FORTY-ONE. A Romance by Alan Downey (Duffy, Dublin, 5s.).—Ireland has

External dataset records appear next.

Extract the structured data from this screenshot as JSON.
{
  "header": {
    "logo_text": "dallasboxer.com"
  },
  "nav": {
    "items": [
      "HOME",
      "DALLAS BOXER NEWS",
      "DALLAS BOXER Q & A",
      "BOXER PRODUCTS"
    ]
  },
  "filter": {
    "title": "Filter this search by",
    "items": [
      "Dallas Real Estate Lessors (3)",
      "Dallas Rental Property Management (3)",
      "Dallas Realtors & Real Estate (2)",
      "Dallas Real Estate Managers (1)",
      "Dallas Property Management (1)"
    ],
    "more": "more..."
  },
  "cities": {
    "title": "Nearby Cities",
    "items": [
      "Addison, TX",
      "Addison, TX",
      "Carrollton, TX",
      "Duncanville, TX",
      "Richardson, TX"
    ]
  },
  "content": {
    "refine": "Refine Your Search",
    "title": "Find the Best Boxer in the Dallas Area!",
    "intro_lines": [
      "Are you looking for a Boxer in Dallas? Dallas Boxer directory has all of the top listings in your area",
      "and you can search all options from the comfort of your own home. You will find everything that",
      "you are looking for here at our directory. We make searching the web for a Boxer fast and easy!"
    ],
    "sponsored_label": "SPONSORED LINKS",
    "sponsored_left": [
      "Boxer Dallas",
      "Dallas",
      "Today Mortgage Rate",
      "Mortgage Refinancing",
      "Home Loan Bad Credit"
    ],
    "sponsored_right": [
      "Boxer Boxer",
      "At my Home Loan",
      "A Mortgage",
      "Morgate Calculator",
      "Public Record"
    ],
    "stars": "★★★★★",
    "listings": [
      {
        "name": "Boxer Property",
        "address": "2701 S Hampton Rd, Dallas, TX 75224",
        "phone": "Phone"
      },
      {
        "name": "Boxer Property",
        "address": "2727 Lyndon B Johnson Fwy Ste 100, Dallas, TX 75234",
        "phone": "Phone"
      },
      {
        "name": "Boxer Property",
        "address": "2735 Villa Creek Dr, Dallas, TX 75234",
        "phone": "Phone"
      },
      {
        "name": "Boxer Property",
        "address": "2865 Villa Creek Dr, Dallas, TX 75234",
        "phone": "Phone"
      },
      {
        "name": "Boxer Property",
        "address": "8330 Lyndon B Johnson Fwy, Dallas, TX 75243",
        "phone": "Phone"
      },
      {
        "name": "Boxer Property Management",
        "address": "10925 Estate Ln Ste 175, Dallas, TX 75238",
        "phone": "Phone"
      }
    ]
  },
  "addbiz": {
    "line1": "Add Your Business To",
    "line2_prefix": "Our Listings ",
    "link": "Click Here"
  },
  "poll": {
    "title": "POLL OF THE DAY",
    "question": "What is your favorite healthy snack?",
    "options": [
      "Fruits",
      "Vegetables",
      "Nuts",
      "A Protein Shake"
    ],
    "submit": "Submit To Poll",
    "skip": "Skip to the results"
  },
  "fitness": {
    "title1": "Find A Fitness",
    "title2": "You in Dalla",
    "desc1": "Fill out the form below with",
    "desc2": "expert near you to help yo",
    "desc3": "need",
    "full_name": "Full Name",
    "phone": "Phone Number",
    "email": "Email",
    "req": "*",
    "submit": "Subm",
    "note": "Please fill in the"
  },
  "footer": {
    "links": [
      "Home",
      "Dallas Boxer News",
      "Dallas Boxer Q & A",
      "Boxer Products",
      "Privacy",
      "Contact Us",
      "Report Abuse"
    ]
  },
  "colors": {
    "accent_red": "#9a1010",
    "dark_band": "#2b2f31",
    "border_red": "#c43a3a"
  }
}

lacked a Walter Scott and its picturesque and chequered ages of romance have been left to the his- torians. Mr. Alan Downey's historical romance of the events which led to the Great Rebellion of 1641 is, therefore, a wel- come change for the better in Irish fiction. His method is modern, for he avoids tedious explanation, and presents his period by vivid characters and exciting events. We see aristocratic Gaelic households in Connaught : we consort with grim Puritans in the narrow Elizabethan streets of walled Dublin. There are glimpses, too, of the Spanish Wars in the Netherlands. Owen Roe O'Neill, the famous leader of the Rebellion, Lord Chichester, Sir William Parsons, and other historical personages, live again in these pages. Mr. Downey's power of characterisation is shown in his study of Lady MacMahon, daughter of the great Earl of Tyrone, who made a second marriage to save the patrimony of her son, Hugh MacMahon. Hugh MacMahon returns from Antwerp, embittered by the mistaken belief that his mother has betrayed his cause. His exciting adventures and tragic betrayal are the theme of the novel, and there is a pretty love romance.